The conversations about slavery and the American Civil Rights Movement of the 50’s and 60’s are always awkward when one is Black in school. For some reason, non-Black students’ and non-Black professors’ eyes always manage to land and linger on the Black faces in the room. And the stares seem to represent a gamut of emotions and opinions from “Listen! They’re talking about my people owning your people” to “Aw, this must be so hard for you being Black and all. Woo woo…”. Regardless of the seeming intent of the glares, they’re annoying, uncomfortable, unwarranted, and stupid. 

I first noticed the look in elementary school. When the MLK holiday and Black History Month were near, the energy in the room would get weird. Being 1 of 3 Black kids in class, the eyes would always fall on us during the history lessons. The most memorable, and certainly most ridiculous, experience of “the glare” happened in high school.

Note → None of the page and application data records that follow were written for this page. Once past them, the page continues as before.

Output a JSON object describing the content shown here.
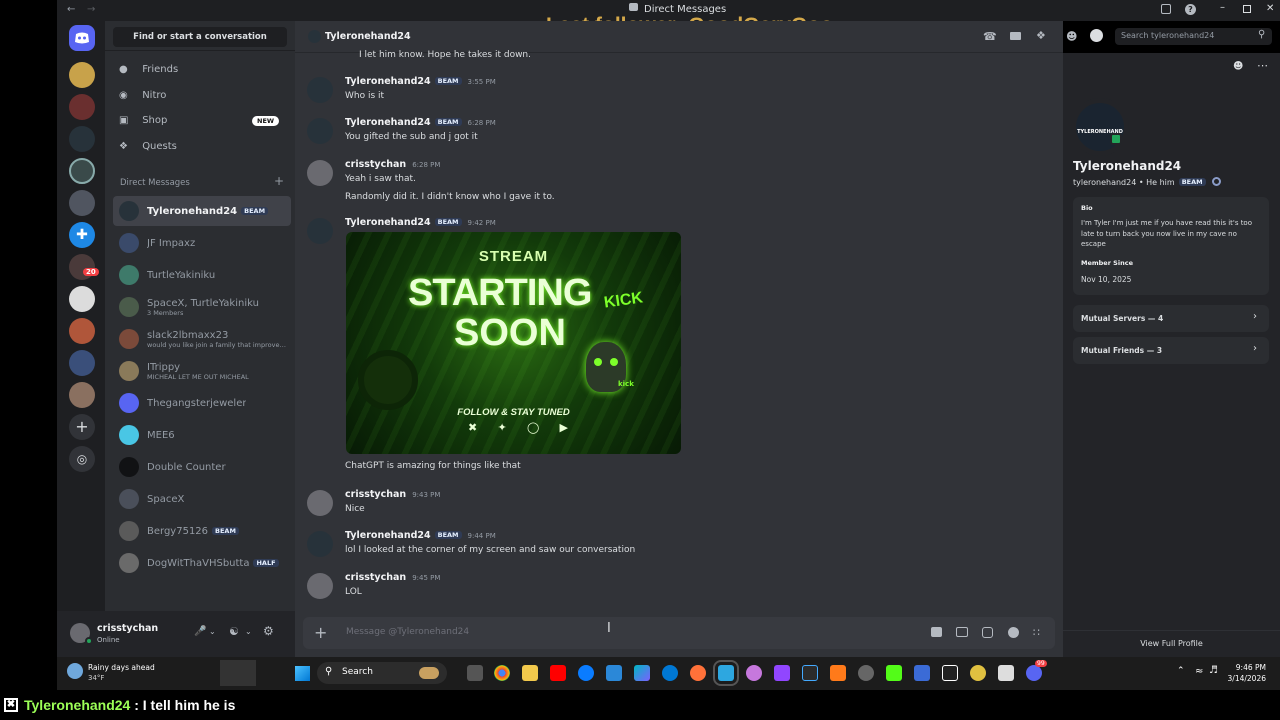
{
  "window": {
    "title": "Direct Messages"
  },
  "stream_overlay": {
    "text": "Last follower: GoodGaryGoo"
  },
  "chat_overlay": {
    "username": "Tyleronehand24",
    "message": " : I tell him he is"
  },
  "dm_column": {
    "search_label": "Find or start a conversation",
    "nav": [
      {
        "label": "Friends"
      },
      {
        "label": "Nitro"
      },
      {
        "label": "Shop",
        "badge": "NEW"
      },
      {
        "label": "Quests"
      }
    ],
    "section_title": "Direct Messages",
    "dms": [
      {
        "name": "Tyleronehand24",
        "badge": "BEAM",
        "sub": "",
        "color": "#27323a"
      },
      {
        "name": "JF Impaxz",
        "badge": "",
        "sub": "",
        "color": "#3a4a6a"
      },
      {
        "name": "TurtleYakiniku",
        "badge": "",
        "sub": "",
        "color": "#3e7a6a"
      },
      {
        "name": "SpaceX, TurtleYakiniku",
        "badge": "",
        "sub": "3 Members",
        "color": "#4a5b4a"
      },
      {
        "name": "slack2lbmaxx23",
        "badge": "",
        "sub": "would you like join a family that improves...",
        "color": "#7b4a3a"
      },
      {
        "name": "ITrippy",
        "badge": "",
        "sub": "MICHEAL LET ME OUT MICHEAL",
        "color": "#8a7a5a"
      },
      {
        "name": "Thegangsterjeweler",
        "badge": "",
        "sub": "",
        "color": "#5865f2"
      },
      {
        "name": "MEE6",
        "badge": "",
        "sub": "",
        "color": "#49c6e5"
      },
      {
        "name": "Double Counter",
        "badge": "",
        "sub": "",
        "color": "#111214"
      },
      {
        "name": "SpaceX",
        "badge": "",
        "sub": "",
        "color": "#4a4f5a"
      },
      {
        "name": "Bergy75126",
        "badge": "BEAM",
        "sub": "",
        "color": "#5a5a5a"
      },
      {
        "name": "DogWitThaVHSbutta",
        "badge": "HALF",
        "sub": "",
        "color": "#6a6a6a"
      }
    ],
    "user": {
      "name": "crisstychan",
      "status": "Online"
    }
  },
  "chat": {
    "header": {
      "name": "Tyleronehand24",
      "search_placeholder": "Search tyleronehand24"
    },
    "partial_top": "I let him know. Hope he takes it down.",
    "messages": [
      {
        "author": "Tyleronehand24",
        "badge": "BEAM",
        "time": "3:55 PM",
        "lines": [
          "Who is it"
        ]
      },
      {
        "author": "Tyleronehand24",
        "badge": "BEAM",
        "time": "6:28 PM",
        "lines": [
          "You gifted the sub and j got it"
        ]
      },
      {
        "author": "crisstychan",
        "badge": "",
        "time": "6:28 PM",
        "lines": [
          "Yeah i saw that.",
          "Randomly did it. I didn't know who I gave it to."
        ]
      },
      {
        "author": "Tyleronehand24",
        "badge": "BEAM",
        "time": "9:42 PM",
        "lines": [
          "ChatGPT is amazing for things like that"
        ]
      },
      {
        "author": "crisstychan",
        "badge": "",
        "time": "9:43 PM",
        "lines": [
          "Nice"
        ]
      },
      {
        "author": "Tyleronehand24",
        "badge": "BEAM",
        "time": "9:44 PM",
        "lines": [
          "lol I looked at the corner of my screen and saw our conversation"
        ]
      },
      {
        "author": "crisstychan",
        "badge": "",
        "time": "9:45 PM",
        "lines": [
          "LOL"
        ]
      }
    ],
    "image": {
      "line1": "STREAM",
      "line2": "STARTING",
      "line3": "SOON",
      "tag": "KICK",
      "footer": "FOLLOW & STAY TUNED",
      "mini": "kick"
    },
    "composer_placeholder": "Message @Tyleronehand24"
  },
  "profile": {
    "avatar_text": "TYLERONEHAND",
    "display_name": "Tyleronehand24",
    "username_line": "tyleronehand24 • He him",
    "badge": "BEAM",
    "bio_title": "Bio",
    "bio": "I'm Tyler I'm just me if you have read this  it's too late to turn back you now live in my cave no escape",
    "member_since_title": "Member Since",
    "member_since": "Nov 10, 2025",
    "mutual_servers": "Mutual Servers — 4",
    "mutual_friends": "Mutual Friends — 3",
    "view_full": "View Full Profile"
  },
  "guild_badge": "20",
  "taskbar": {
    "weather_title": "Rainy days ahead",
    "weather_temp": "34°F",
    "search": "Search",
    "time": "9:46 PM",
    "date": "3/14/2026",
    "notif": "99"
  },
  "colors": {
    "accent": "#5865f2",
    "bg": "#313338",
    "sidebar": "#2b2d31",
    "guilds": "#1e1f22",
    "overlay": "#d4a84a",
    "beam": "#2f3b55"
  }
}
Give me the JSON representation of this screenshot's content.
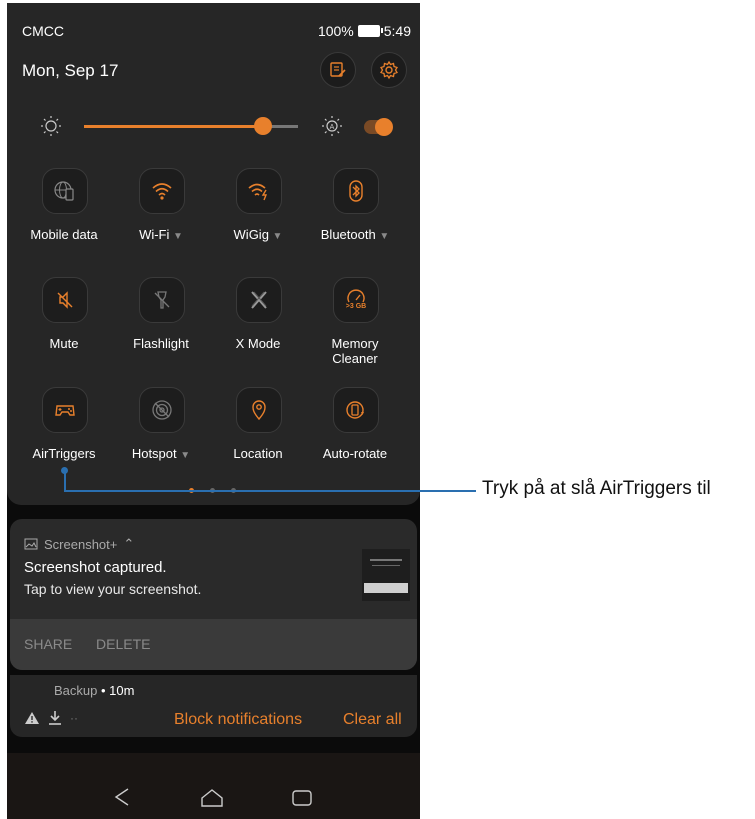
{
  "status": {
    "carrier": "CMCC",
    "battery": "100%",
    "time": "5:49"
  },
  "header": {
    "date": "Mon, Sep 17"
  },
  "brightness": {
    "level": 0.84,
    "auto": true
  },
  "tiles": [
    {
      "label": "Mobile data",
      "caret": "",
      "icon": "globe-phone-icon",
      "active": false
    },
    {
      "label": "Wi-Fi",
      "caret": "▼",
      "icon": "wifi-icon",
      "active": true
    },
    {
      "label": "WiGig",
      "caret": "▼",
      "icon": "wigig-icon",
      "active": true
    },
    {
      "label": "Bluetooth",
      "caret": "▼",
      "icon": "bluetooth-icon",
      "active": true
    },
    {
      "label": "Mute",
      "caret": "",
      "icon": "mute-icon",
      "active": true
    },
    {
      "label": "Flashlight",
      "caret": "",
      "icon": "flashlight-icon",
      "active": false
    },
    {
      "label": "X Mode",
      "caret": "",
      "icon": "x-mode-icon",
      "active": false
    },
    {
      "label": "Memory\nCleaner",
      "caret": "",
      "icon": "memory-cleaner-icon",
      "active": true
    },
    {
      "label": "AirTriggers",
      "caret": "",
      "icon": "airtriggers-icon",
      "active": true
    },
    {
      "label": "Hotspot",
      "caret": "▼",
      "icon": "hotspot-icon",
      "active": false
    },
    {
      "label": "Location",
      "caret": "",
      "icon": "location-icon",
      "active": true
    },
    {
      "label": "Auto-rotate",
      "caret": "",
      "icon": "auto-rotate-icon",
      "active": true
    }
  ],
  "memory_badge": ">3 GB",
  "notification": {
    "app": "Screenshot+",
    "title": "Screenshot captured.",
    "text": "Tap to view your screenshot.",
    "share": "SHARE",
    "delete": "DELETE"
  },
  "notification2": {
    "app": "Backup",
    "time": "10m",
    "block": "Block notifications",
    "clear": "Clear all"
  },
  "callout": "Tryk på at slå AirTriggers til",
  "colors": {
    "accent": "#e8802c",
    "callout": "#2a6fb0"
  }
}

I was in history class. It was never my favorite subject because it was always presented in the most dull ways. However, this teacher used a book with a little edge to it and he wasn’t averse to some tongue-in-cheek while teaching. He was the first history teacher I had who made the topics interesting and I found myself pouring over the book just in case he gave one of his pop quizzes. 

While in class talking about the ways slaves often used songs to lay out plans for escape, the teacher turned to me and said, “Miss. Rogers, you probably know ‘Swing Low (Sweet Chariot)’, right?” I nodded, assuming he was just confirming validity of what he’d been saying with the Black kid in the room. But his follow up question was, “Would you mind singing a little of it for the class, please?” Imagine a record scratch here because I’m pretty sure I heard one in my head too. 

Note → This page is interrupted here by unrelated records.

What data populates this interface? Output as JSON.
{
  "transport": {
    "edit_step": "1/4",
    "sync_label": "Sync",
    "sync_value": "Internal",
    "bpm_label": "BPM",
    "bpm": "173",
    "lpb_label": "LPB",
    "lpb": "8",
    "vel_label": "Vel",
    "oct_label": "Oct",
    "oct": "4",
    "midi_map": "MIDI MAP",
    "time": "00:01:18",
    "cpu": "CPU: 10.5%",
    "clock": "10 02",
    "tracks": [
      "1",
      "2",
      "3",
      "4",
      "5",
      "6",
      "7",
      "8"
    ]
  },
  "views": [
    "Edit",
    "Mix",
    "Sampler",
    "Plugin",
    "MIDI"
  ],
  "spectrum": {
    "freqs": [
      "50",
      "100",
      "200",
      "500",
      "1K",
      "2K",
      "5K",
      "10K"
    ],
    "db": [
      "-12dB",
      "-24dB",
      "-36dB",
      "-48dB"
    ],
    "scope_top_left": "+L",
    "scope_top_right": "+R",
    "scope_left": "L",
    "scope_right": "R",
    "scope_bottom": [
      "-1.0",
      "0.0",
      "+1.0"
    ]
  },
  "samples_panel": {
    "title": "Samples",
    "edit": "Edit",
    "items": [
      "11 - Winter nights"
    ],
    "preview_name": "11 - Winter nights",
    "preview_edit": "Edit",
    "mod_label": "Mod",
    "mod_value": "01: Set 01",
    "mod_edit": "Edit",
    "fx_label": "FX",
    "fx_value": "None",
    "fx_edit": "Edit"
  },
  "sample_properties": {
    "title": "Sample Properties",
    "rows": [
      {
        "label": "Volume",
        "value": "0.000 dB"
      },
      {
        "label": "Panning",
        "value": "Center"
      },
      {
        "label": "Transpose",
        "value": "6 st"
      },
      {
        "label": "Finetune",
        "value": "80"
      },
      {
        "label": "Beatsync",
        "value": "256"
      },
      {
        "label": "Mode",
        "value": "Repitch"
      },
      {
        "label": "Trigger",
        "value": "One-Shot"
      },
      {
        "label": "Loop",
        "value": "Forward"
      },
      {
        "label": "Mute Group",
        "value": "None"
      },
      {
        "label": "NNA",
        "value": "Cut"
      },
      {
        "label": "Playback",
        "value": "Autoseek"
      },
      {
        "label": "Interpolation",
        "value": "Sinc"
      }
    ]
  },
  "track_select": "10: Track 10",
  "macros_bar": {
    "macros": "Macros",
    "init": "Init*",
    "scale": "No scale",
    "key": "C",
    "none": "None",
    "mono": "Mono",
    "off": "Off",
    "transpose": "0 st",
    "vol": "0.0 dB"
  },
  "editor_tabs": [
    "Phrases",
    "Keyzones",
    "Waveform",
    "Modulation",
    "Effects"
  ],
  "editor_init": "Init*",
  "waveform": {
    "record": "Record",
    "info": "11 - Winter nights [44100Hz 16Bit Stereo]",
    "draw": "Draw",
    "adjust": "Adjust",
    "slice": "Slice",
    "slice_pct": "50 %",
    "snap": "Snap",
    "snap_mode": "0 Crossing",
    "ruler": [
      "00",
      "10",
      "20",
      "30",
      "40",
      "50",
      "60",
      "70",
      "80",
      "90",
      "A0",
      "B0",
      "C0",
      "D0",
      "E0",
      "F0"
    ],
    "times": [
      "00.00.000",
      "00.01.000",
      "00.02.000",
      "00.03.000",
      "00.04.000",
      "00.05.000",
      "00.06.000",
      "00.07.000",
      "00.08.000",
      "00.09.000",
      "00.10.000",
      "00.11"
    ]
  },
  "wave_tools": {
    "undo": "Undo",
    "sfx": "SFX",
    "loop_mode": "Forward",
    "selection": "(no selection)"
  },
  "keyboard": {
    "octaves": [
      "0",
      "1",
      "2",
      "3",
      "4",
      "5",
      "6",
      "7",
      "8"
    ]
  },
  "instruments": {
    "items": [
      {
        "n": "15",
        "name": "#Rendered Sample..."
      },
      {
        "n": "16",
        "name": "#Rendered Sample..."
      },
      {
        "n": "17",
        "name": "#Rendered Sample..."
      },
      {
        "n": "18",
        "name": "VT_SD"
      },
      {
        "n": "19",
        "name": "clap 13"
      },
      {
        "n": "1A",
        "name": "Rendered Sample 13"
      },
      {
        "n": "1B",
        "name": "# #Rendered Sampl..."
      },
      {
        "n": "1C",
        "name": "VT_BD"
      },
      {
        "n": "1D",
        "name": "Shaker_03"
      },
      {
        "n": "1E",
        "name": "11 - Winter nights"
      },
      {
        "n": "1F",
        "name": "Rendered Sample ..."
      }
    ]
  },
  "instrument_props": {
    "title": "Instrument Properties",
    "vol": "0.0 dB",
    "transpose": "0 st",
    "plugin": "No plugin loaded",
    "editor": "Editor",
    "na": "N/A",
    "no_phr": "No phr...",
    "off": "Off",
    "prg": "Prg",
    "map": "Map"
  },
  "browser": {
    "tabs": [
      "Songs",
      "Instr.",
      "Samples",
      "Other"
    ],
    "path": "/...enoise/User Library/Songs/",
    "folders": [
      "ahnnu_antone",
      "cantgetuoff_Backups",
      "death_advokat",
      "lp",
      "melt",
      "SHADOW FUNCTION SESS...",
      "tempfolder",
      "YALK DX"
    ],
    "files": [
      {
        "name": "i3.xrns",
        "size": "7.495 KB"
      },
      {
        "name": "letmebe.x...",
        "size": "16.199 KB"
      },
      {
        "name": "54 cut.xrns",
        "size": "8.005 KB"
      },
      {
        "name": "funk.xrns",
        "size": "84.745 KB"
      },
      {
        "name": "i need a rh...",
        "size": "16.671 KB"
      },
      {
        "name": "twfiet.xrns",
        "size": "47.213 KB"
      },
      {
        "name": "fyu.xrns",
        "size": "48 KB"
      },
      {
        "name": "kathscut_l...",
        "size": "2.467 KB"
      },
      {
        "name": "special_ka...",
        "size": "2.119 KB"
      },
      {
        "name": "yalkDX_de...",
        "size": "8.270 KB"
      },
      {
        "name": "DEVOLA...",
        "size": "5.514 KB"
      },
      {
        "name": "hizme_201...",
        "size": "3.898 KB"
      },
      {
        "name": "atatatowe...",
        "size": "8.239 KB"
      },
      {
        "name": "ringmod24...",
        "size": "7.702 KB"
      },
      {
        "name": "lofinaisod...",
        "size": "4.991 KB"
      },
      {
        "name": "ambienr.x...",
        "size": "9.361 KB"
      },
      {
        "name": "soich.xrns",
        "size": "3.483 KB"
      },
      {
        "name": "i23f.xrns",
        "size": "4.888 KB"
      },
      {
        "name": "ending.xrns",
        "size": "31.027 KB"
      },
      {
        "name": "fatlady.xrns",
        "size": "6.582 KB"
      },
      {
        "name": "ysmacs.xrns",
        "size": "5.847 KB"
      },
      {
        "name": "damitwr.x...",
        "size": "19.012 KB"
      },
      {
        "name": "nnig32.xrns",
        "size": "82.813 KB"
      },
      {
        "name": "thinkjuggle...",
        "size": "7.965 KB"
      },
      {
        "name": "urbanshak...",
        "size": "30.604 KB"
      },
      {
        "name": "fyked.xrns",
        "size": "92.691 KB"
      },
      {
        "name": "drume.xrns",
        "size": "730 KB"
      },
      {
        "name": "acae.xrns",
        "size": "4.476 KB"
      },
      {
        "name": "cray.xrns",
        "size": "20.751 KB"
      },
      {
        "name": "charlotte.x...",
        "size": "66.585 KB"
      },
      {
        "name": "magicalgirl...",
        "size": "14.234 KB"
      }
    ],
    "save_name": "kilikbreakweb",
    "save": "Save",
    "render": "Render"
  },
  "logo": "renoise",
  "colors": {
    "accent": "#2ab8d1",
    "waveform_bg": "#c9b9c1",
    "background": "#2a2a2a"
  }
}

At the time, I wasn’t sure if he was being encouraging or insulting. Decades later, I’m still not sure. I mean, I did know the song, I’d sung along to it before, and even though I hated the glare with a passion, the idea of being part of teaching my non-Black classmates something was somewhat appealing. I was also pondering why he thought it okay to ask me in the first place. And now, looking back, I feel like he was asking me to sort of verify and perform my Blackness for all other kids who didn’t know anything about this life.

I sang it, y’all. I quietly let out a line or two of the song, the teacher thanked me for being such a good sport, and other students in the class commented about never having heard that song before and how they weren’t aware I could carry a tune. Way grown me feels disgusted I even bothered and thinks I should have asked him if he was mistaking me for the afternoon’s entertainment or token singing Negro. Unfortunately, at 15 or 16, I wasn’t quite there in connecting the weird feeling in my gut to the expectation I perform my Blackness for the masses like a good Black.

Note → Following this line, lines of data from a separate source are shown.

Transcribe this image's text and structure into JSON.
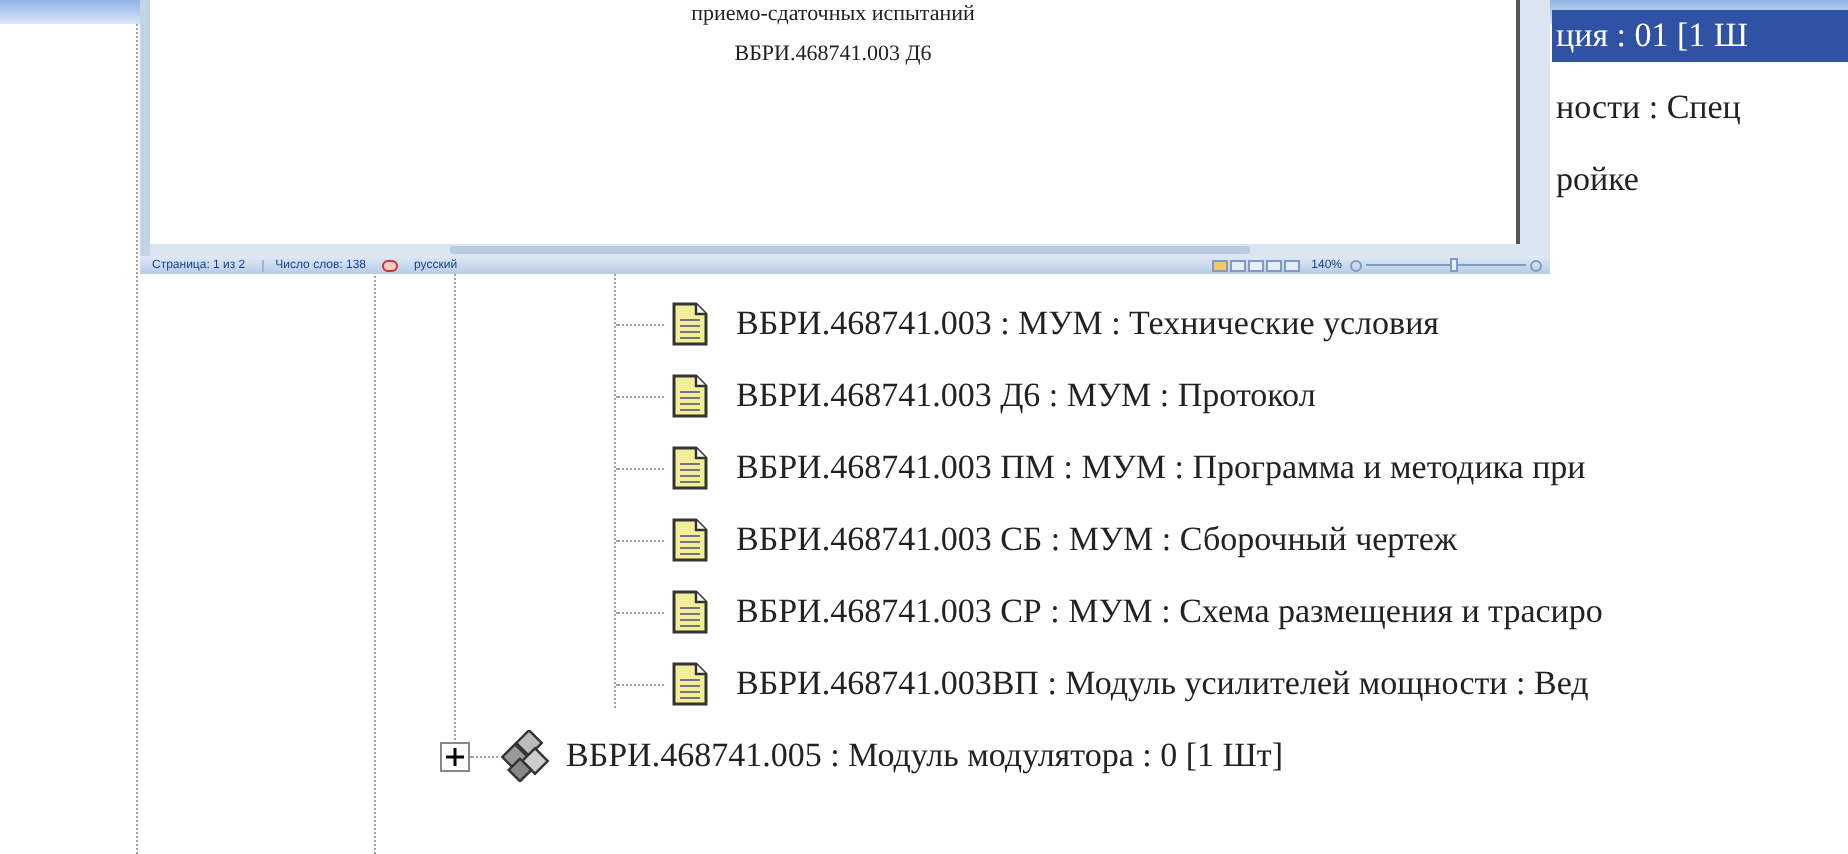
{
  "document_window": {
    "page_lines": [
      "приемо-сдаточных испытаний",
      "ВБРИ.468741.003 Д6"
    ],
    "status_bar": {
      "page": "Страница: 1 из 2",
      "words": "Число слов: 138",
      "language": "русский",
      "zoom": "140%",
      "zoom_slider": {
        "level": 0.55
      }
    }
  },
  "tree": {
    "partial_rows": [
      {
        "label": "ция : 01 [1 Ш",
        "selected": true
      },
      {
        "label": "ности : Спец",
        "selected": false
      },
      {
        "label": "ройке",
        "selected": false
      }
    ],
    "documents": [
      {
        "label": "ВБРИ.468741.003 : МУМ : Технические условия",
        "selected": false
      },
      {
        "label": "ВБРИ.468741.003 Д6 : МУМ : Протокол",
        "selected": false
      },
      {
        "label": "ВБРИ.468741.003 ПМ : МУМ : Программа и методика при",
        "selected": false
      },
      {
        "label": "ВБРИ.468741.003 СБ : МУМ : Сборочный чертеж",
        "selected": false
      },
      {
        "label": "ВБРИ.468741.003 СР : МУМ : Схема размещения и трасиро",
        "selected": false
      },
      {
        "label": "ВБРИ.468741.003ВП : Модуль усилителей мощности : Вед",
        "selected": false
      }
    ],
    "assemblies": [
      {
        "label": "ВБРИ.468741.005 : Модуль модулятора : 0 [1 Шт]",
        "expanded": false,
        "selected": false
      }
    ]
  }
}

That idiotic stare that accompanies the subject of Black history and current events is just a side effect of living in a world obviously meant for everyone BUT us. A world that vilifies us, steals from us, murders us, and secretly covets us at the same damn time. Though our existence is obviously, keeping up on the ins and outs of our history and our present are optional for the dominant culture while everything about them is accepted as common knowledge and the norm. I haven’t ever seen a room full of students stop to stare at all the white kids in the room during the Gettysburg address conversation.

I’m left to wonder how Black students are supposed to survive in an institution that never centers them in any way. A system seemingly set on either erasing their reality altogether, denying the truth of it, rewriting it, or expecting them to perform it as entertainment. How are they supposed to navigate a system allegedly meant to educate them while leaving them without the adequate knowledge of themselves? It seems we leave with the ability to perform on cue, but without information on how to navigate this world that wants everything we have but doesn’t want us.

I wish I hadn’t sung that song. Hell, I wish he’d never asked me to or thought it ok to ask. I wish there were no calls for us to perform because our lives aren’t fodder for their entertainment. I wish there were never moments requiring us to even think of such things. Maybe in that moment, I should’ve wished for the chariot to swing low. ©


Malikka RogersComment